Nevertheless, there is some coordination--at Williams and elsewhere--among supporters of anti-apartheid actions. While advocates of divestiture at Harvard fasted last month, several students at Williams also staged brief "sympathy fasts." Students at Columbia University also staged a candlelight vigil in support of the Harvard hunger strikers at the time. Columbia's Board of Trustees is currently considering the recommendation of the Columbia Faculty Senate that the university divest from all companies conducting business in South Africa.
Members of the Campaign Against Public Investment, the national umbrella coalition, say that in the future these local efforts will have far more support from the national groups. In addition, a major focus for their activities is just now coming to the legislative forefront, they point out: a debate on corporate divestiture from businesses operating in South Africa should occur in the House of Representatives sometime next year.
The cause of the expected debate is a bill now pending in the City Council of Washington, D.C. Introduced by Councillor John Ray, a Democrat, the bill calls for immediate divestiture of the $30 million that the city's pension funds now invests in companies operating in the apartheid state, Washington, D.C.'s pension funds total more than $330 billion.
"The bill will pass, we've got a strong majority," says Margaret Gentry, special assistant to Ray.

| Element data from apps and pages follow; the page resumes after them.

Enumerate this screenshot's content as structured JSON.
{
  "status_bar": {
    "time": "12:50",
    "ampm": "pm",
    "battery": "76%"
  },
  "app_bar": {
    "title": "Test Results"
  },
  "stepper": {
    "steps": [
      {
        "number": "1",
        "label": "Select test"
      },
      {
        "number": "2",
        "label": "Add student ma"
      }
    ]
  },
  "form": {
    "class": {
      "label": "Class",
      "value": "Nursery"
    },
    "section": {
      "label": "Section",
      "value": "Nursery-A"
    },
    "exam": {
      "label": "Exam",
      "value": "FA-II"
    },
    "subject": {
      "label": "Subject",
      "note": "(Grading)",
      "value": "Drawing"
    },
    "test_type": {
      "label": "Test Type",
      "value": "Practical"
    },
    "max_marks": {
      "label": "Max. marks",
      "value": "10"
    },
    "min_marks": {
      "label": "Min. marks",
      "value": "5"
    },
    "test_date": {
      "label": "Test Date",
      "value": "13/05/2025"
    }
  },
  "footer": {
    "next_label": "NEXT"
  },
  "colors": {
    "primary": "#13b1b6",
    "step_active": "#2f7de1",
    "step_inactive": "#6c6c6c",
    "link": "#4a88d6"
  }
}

Under the District of Columbia's unique local government procedures, however, any member of the House of Representatives has the opportunity to challenge any law passed by the City Council. Should the divestiture bill pass the City Council, Virginia Republican Stanford E. Parris has vowed that he will do just that. And "even if it doesn't pass [the House] at all, it will be a very important step," Hovey says. The American Committee on Africa, she adds, will be "watching the progress of the measure very carefully." Indeed, most of the divestiture groups contacted said they saw the upcoming debate as a crucial step in the national movement for divestiture.
But the divestiture issue may actually emerge in the House as early as this summer. In a unanimous vote last month the House Banking Committee approved House Resolution 2957. The bill directs the U.S. Director of the International Moneta's Fund (IMF) to oppose all loans to South Africa because of the "economic inefficiency of apartheid." The IMF is an international banking organization funded mainly by the U.S. that supplies billions of dollars annually to Third World nations. Backers of the measure hope to schedule a vote of the full House on the bill before the August recess.
In other actions in the House, the Banking Committee's subcommittee on financial institutions is currently considering legislation even more radical in its provisions on South Africa policy. House Resolution 1693, introduced by Rep. Steven Solarz (D-N.Y.) stipulates that the United States forbid all bank loans to South Africa from this country, ban all imports of Krugerrands to the United States, and require that all subsidiaries of U.S. companies operating in South Africa abide by the Sullivan Principles. Observers are confident about the future of the first bill, but less sure about the outcome of a vote on the second. "We are pretty sure that the first bill [H.R. 2957] will pass, but prospects for the second look muddy," said a source on the Banking Committee who asked not to be identified.
Despite the success in recent months and positive prospects in the near future, next year will be a crucial one for the national divestiture movement. "We've grown tremendously over the past three years," AFSC South African coordinator Herman says. "But we need more."